Founded in 2010, the EHCL's Greenville Road Warriors don't have the rich legacy of their parent squad, the NHL's legendary New York Rangers. But judging from their first two seasons, the team is eager to make up for lost time. The Road Warriors took the league by storm in their debut season, earning the top playoff seed in the Eastern Conference before losing in overtime of Game 7 in the second round of the playoffs. Their quest for Kelly Cup glory continued in the 2011–2012 season, when they yet again made it to the playoffs and fell in the conference quarterfinals. Although championship hardware may have eluded the Road Warriors in their short history, the squad has produced enough top-notch regular-season performances to keep NHL scouts, fans, and trophy-case carpenters on their toes.
During Shake, Rattle, & Roll!, professional Elvis impersonator Scot Bruce accurately depicts The King during his prime by belting out hits from the 1950s and 1960s in classic Presley attire. Known for his cameo in Faith Hill's "Let's Go to Vegas" music video, Bruce impresses audiences with an uncanny resemblance to Presley that encompasses the same pompadour, shared facial characteristics, and the ability to power a propeller-less helicopter by swiveling his hips. A four-piece band equipped with vintage instruments joins Bruce in successfully recreating Elvis's journey from his humble beginnings at Sun Records.
For three decades, Greenville Ballet has set the stage for plié practitioners to develop lifelong fitness, learning, and arts appreciation through engaging classes. The schedule of 90-minute adult ballet sessions (a $17 per class value) helps hoofers ease into position once a week, laying a foundation for further studies in bodily expression. Pre-ballet classes (a $13 per class value), offered on Tuesday and Wednesday afternoons, gift little legs 45 minutes of creative fun each week, teaching basic elements of movement and discipline that can be applied to other activities, such as sports, education, and mastering a perfect teeter-totter landing.
Once the lights dim in the main auditorium at Camelot Cinemas, eyes can’t help but fixate on the glimmering digital images that flicker across the towering 60-foot screen. Nestled comfortably in reclining chairs, audience members dig into buckets of popcorn and gape at the latest blockbuster films while a THX-certified sound system croons a crystal-clear soundtrack. Theatergoers enjoy a similar experience in Camelot Cinemas’ other auditoriums, where they can laugh through cheerful romantic comedies, find the courage to watch petrifying horror flicks, and fight back sobs during the heartwarming premovie message about turning off your cell phone.
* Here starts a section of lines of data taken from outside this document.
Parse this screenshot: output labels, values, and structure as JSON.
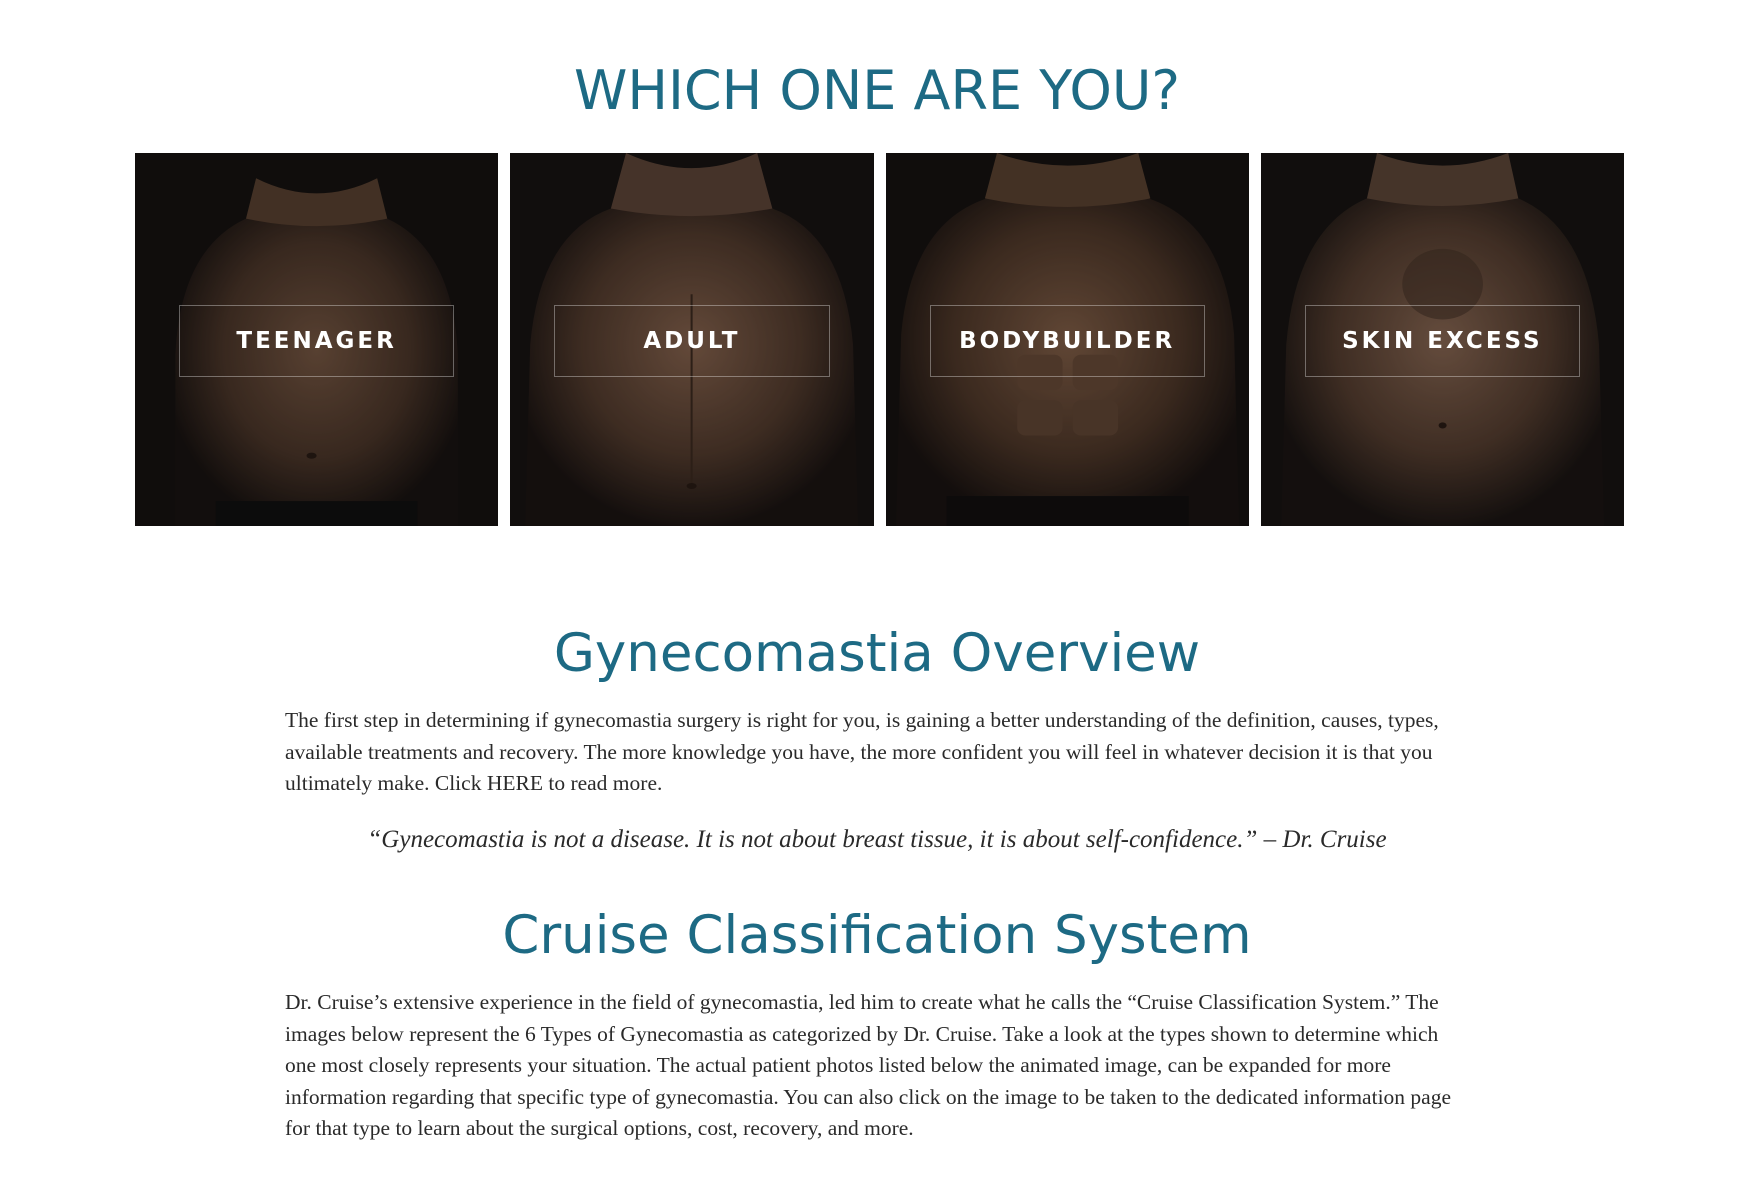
{
  "which_section": {
    "title": "WHICH ONE ARE YOU?",
    "cards": [
      {
        "label": "TEENAGER"
      },
      {
        "label": "ADULT"
      },
      {
        "label": "BODYBUILDER"
      },
      {
        "label": "SKIN EXCESS"
      }
    ]
  },
  "overview": {
    "title": "Gynecomastia Overview",
    "text_before_link": "The first step in determining if gynecomastia surgery is right for you, is gaining a better understanding of the definition, causes, types, available treatments and recovery. The more knowledge you have, the more confident you will feel in whatever decision it is that you ultimately make. Click ",
    "link_text": "HERE",
    "text_after_link": " to read more.",
    "quote": "“Gynecomastia is not a disease. It is not about breast tissue, it is about self-confidence.” – Dr. Cruise"
  },
  "classification": {
    "title": "Cruise Classification System",
    "text": "Dr. Cruise’s extensive experience in the field of gynecomastia, led him to create what he calls the “Cruise Classification System.” The images below represent the 6 Types of Gynecomastia as categorized by Dr. Cruise. Take a look at the types shown to determine which one most closely represents your situation. The actual patient photos listed below the animated image, can be expanded for more information regarding that specific type of gynecomastia. You can also click on the image to be taken to the dedicated information page for that type to learn about the surgical options, cost, recovery, and more."
  },
  "colors": {
    "heading": "#1d6a84",
    "body_text": "#2a2a2a",
    "card_bg": "#161211"
  }
}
The 2011 Blues, Brews, and BBQ Festival nourishes audience members with a red-hot menu of living legends. Unstoppable at the age of 85, B.B. King extracts heart-bending notes from his famous six-string, Lucille, with the buttery ease and soulful virtuosity of a master sculptor whittling a balsa-wood action figure. Sharing the stellar show bill of musical immortals, fellow blues master Buddy Guy defies the laws of dexterity with his legendary and highly influential ax skills. Mac Arnold & Plate Full O' Blues, Chris Watson Band, and other tunesmiths add their own aural ingredients to the melodious mix to help slather eardrums in raucous, 12-bar sauce. Lawn seaters are welcome to bring along lawn chairs and blankets to avoid having to sit on the grass like a common golf ball.